Exercise prompt: Would you write out the entries below word for word, omitting the pictures?

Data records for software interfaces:
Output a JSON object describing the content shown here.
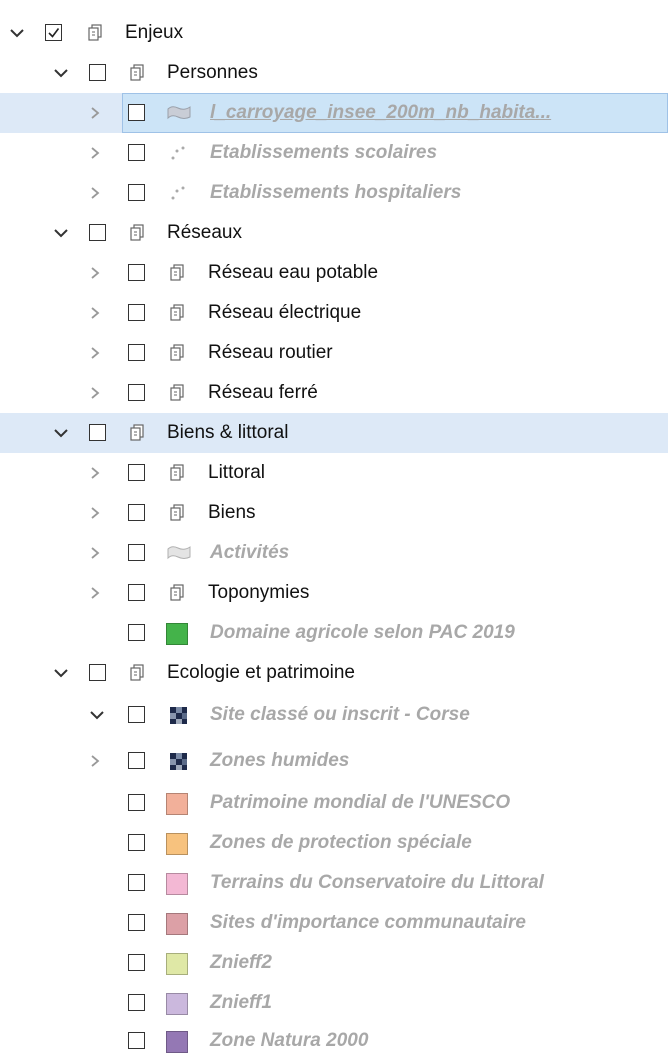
{
  "tree": {
    "root": {
      "label": "Enjeux",
      "icon": "layer-group-icon",
      "checked": true,
      "expanded": true
    },
    "personnes": {
      "label": "Personnes",
      "icon": "layer-group-icon",
      "items": [
        {
          "label": "l_carroyage_insee_200m_nb_habita...",
          "icon": "polygon-layer-icon"
        },
        {
          "label": "Etablissements scolaires",
          "icon": "point-layer-icon"
        },
        {
          "label": "Etablissements hospitaliers",
          "icon": "point-layer-icon"
        }
      ]
    },
    "reseaux": {
      "label": "Réseaux",
      "icon": "layer-group-icon",
      "items": [
        {
          "label": "Réseau eau potable",
          "icon": "layer-group-icon"
        },
        {
          "label": "Réseau électrique",
          "icon": "layer-group-icon"
        },
        {
          "label": "Réseau routier",
          "icon": "layer-group-icon"
        },
        {
          "label": "Réseau ferré",
          "icon": "layer-group-icon"
        }
      ]
    },
    "biens": {
      "label": "Biens & littoral",
      "icon": "layer-group-icon",
      "items": [
        {
          "label": "Littoral",
          "icon": "layer-group-icon"
        },
        {
          "label": "Biens",
          "icon": "layer-group-icon"
        },
        {
          "label": "Activités",
          "icon": "polygon-layer-icon"
        },
        {
          "label": "Toponymies",
          "icon": "layer-group-icon"
        },
        {
          "label": "Domaine agricole selon PAC 2019",
          "swatch": "#44b34a"
        }
      ]
    },
    "ecologie": {
      "label": "Ecologie et patrimoine",
      "icon": "layer-group-icon",
      "items": [
        {
          "label": "Site classé ou inscrit  - Corse",
          "icon": "raster-layer-icon"
        },
        {
          "label": "Zones humides",
          "icon": "raster-layer-icon"
        },
        {
          "label": "Patrimoine mondial de l'UNESCO",
          "swatch": "#f2b09a"
        },
        {
          "label": "Zones de protection spéciale",
          "swatch": "#f7c27e"
        },
        {
          "label": "Terrains du Conservatoire du Littoral",
          "swatch": "#f3b8d4"
        },
        {
          "label": "Sites d'importance communautaire",
          "swatch": "#dca0a6"
        },
        {
          "label": "Znieff2",
          "swatch": "#dfe8a6"
        },
        {
          "label": "Znieff1",
          "swatch": "#cbb8dd"
        },
        {
          "label": "Zone Natura 2000",
          "swatch": "#9478b4"
        }
      ]
    }
  }
}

Exercise response:
Output a JSON object describing the content shown here.
{
  "tree": {
    "root": {
      "label": "Enjeux",
      "icon": "layer-group-icon",
      "checked": true,
      "expanded": true
    },
    "personnes": {
      "label": "Personnes",
      "icon": "layer-group-icon",
      "items": [
        {
          "label": "l_carroyage_insee_200m_nb_habita...",
          "icon": "polygon-layer-icon"
        },
        {
          "label": "Etablissements scolaires",
          "icon": "point-layer-icon"
        },
        {
          "label": "Etablissements hospitaliers",
          "icon": "point-layer-icon"
        }
      ]
    },
    "reseaux": {
      "label": "Réseaux",
      "icon": "layer-group-icon",
      "items": [
        {
          "label": "Réseau eau potable",
          "icon": "layer-group-icon"
        },
        {
          "label": "Réseau électrique",
          "icon": "layer-group-icon"
        },
        {
          "label": "Réseau routier",
          "icon": "layer-group-icon"
        },
        {
          "label": "Réseau ferré",
          "icon": "layer-group-icon"
        }
      ]
    },
    "biens": {
      "label": "Biens & littoral",
      "icon": "layer-group-icon",
      "items": [
        {
          "label": "Littoral",
          "icon": "layer-group-icon"
        },
        {
          "label": "Biens",
          "icon": "layer-group-icon"
        },
        {
          "label": "Activités",
          "icon": "polygon-layer-icon"
        },
        {
          "label": "Toponymies",
          "icon": "layer-group-icon"
        },
        {
          "label": "Domaine agricole selon PAC 2019",
          "swatch": "#44b34a"
        }
      ]
    },
    "ecologie": {
      "label": "Ecologie et patrimoine",
      "icon": "layer-group-icon",
      "items": [
        {
          "label": "Site classé ou inscrit  - Corse",
          "icon": "raster-layer-icon"
        },
        {
          "label": "Zones humides",
          "icon": "raster-layer-icon"
        },
        {
          "label": "Patrimoine mondial de l'UNESCO",
          "swatch": "#f2b09a"
        },
        {
          "label": "Zones de protection spéciale",
          "swatch": "#f7c27e"
        },
        {
          "label": "Terrains du Conservatoire du Littoral",
          "swatch": "#f3b8d4"
        },
        {
          "label": "Sites d'importance communautaire",
          "swatch": "#dca0a6"
        },
        {
          "label": "Znieff2",
          "swatch": "#dfe8a6"
        },
        {
          "label": "Znieff1",
          "swatch": "#cbb8dd"
        },
        {
          "label": "Zone Natura 2000",
          "swatch": "#9478b4"
        }
      ]
    }
  }
}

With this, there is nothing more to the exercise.